July 08, 2020
Stabilizing Oregon’s Vulnerable Arts and Culture Sector
Senior Program Officer, Arts and Culture
In April, OCF and partner funders announced the Oregon Arts & Culture Recovery Program to support arts and culture communities who have been ravaged by the outbreak of COVID-19. The depth of financial loss for these groups is staggering – over $35 million in reported losses, not including the ripple effect on businesses who rely on over $300 million in annual spending by patrons attending arts events across Oregon.
We know that no combination of government, foundation and individual support can hope to fill the entire hole of what has been lost. The nonprofits in this already vulnerable sector have responded to the crisis by cancelling performances, exhibitions and fundraisers; refunding tickets and fees; voiding contracts with artists; furloughing or laying off staff; and cutting expenses down to the smallest possible footprint that still ensures the capacity to reopen on an uncertain timeline. As these groups drain their modest cash reserves, they are calculating how many months they can survive until it is safe to gather again. Individual circumstances vary widely across geography and artistic disciplines. Some museums and arts education groups are now operating in limited ways with new safety protocols, but many performing arts institutions don’t anticipate re-opening until next spring or even the fall of 2021.
Given this background, it’s no surprise that we received 460 applications from nonprofits requesting over $10 million through the Oregon Arts & Culture Recovery Program. To date we’ve distributed $2,216,070 in grant dollars to 123 organizations and expect to finalize awards for the roughly $800,000 remaining in pooled funds by the end of July. We’ll continue to solicit new contributions in hopes of meeting as much of the collective need as possible, knowing at this point that every dollar counts towards securing the cultural vibrancy of our communities past this period of strife.
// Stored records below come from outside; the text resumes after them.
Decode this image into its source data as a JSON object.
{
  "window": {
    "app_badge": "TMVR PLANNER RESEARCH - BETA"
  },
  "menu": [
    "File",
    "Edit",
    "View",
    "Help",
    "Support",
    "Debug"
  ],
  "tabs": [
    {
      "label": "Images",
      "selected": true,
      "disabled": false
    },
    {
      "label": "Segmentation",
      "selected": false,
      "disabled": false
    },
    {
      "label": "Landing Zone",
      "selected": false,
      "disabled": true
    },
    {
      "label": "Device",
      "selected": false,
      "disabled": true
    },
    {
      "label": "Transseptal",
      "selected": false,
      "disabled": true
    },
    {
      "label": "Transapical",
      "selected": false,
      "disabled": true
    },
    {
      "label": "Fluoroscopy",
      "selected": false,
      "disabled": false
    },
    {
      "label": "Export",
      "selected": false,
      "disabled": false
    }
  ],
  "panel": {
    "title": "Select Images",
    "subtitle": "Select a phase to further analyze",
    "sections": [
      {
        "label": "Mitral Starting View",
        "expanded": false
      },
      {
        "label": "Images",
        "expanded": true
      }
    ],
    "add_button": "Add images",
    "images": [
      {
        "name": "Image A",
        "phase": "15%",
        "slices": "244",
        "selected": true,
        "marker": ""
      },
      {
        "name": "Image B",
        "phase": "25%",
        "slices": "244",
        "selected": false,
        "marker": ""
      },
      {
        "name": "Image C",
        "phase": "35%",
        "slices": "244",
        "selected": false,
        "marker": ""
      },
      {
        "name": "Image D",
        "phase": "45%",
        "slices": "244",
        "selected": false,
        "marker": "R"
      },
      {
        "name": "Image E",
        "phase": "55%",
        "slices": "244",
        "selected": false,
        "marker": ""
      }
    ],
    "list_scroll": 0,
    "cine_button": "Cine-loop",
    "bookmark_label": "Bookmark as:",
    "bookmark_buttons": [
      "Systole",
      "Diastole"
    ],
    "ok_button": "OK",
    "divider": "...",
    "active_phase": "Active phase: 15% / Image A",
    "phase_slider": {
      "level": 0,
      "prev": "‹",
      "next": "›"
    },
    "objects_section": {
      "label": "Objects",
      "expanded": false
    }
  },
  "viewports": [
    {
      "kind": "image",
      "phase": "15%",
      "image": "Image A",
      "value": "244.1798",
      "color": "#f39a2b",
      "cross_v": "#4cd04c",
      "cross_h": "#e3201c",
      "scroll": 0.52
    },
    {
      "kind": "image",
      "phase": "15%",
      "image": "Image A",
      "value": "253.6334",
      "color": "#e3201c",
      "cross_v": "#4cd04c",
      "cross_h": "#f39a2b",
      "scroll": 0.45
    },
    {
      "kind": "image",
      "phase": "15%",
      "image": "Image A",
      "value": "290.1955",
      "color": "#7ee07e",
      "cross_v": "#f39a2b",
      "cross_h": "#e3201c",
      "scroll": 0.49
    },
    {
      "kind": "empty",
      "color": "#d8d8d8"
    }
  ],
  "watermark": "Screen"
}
Beyond these efforts, OCF has earmarked an additional $200,000 towards direct support for individual artists, and we’re exploring several mechanisms to distribute those funds fairly across the state. We’ve also loosened requirements for current grantees by deferring grant reports and offering the option to repurpose any remaining funds (to the degree possible given the restrictive nature of some of our resources) for use as general operating support. We hope this flexibility allows nonprofits to direct those dollars where they’re most needed for immediate relief.
Meanwhile, artists continue to inspire our communities through online performances and increased virtual programming. You can browse a selection of statewide events and resources through the Oregon Cultural Trust’s monthly round-up. I’ve heard countless stories of innovations across distance that will allow many nonprofits to thrive in new ways and fundamentally change the way they operate into the future. I’ve also seen artists and culture bearers lead the call for more just communities through their words, their song, their images and their actions. As an artist myself, I know these voices are essential to elevate the complex stories happening across Oregon right now and open doors to the change and healing that is needed across our state.
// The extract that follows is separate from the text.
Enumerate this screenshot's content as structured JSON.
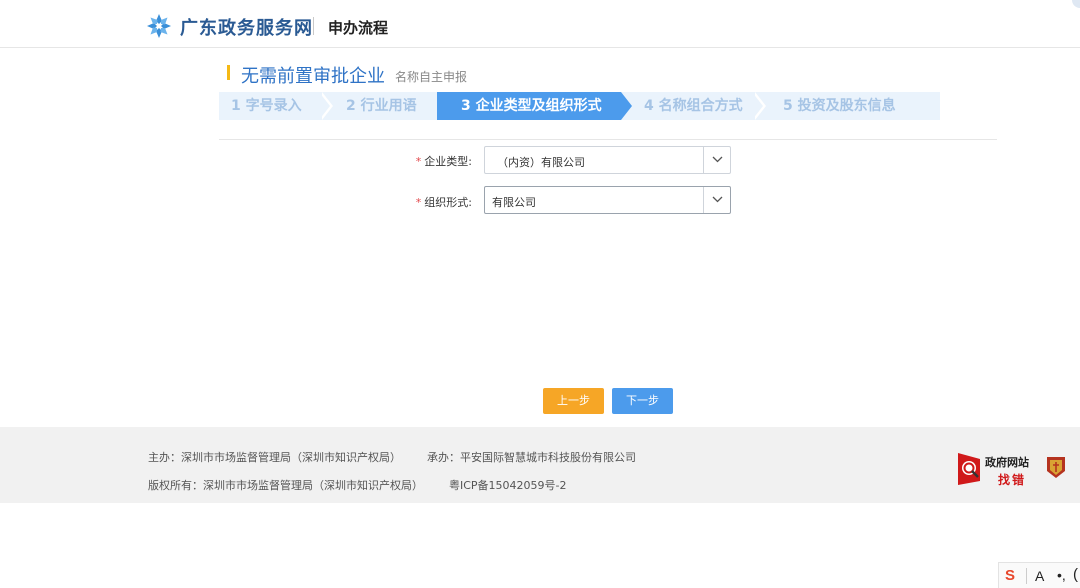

I invite you to consider what you can do to support the arts and culture ecology in this critical moment. Offer your support in whatever way you can: make donations directly, decline ticket refunds, purchase albums or artworks, offer professional expertise, or hold your own fundraiser for the groups that you can’t imagine life without. You may also contribute to the Oregon Arts and Culture Recovery Fund, where we’ll continue pushing resources out to communities across the state with a priority for disproportionally impacted populations. Please stay tuned to our website and social media channels for any and all updates and keep supporting the artists and organizations who are near and dear to you. They need your help now more than ever!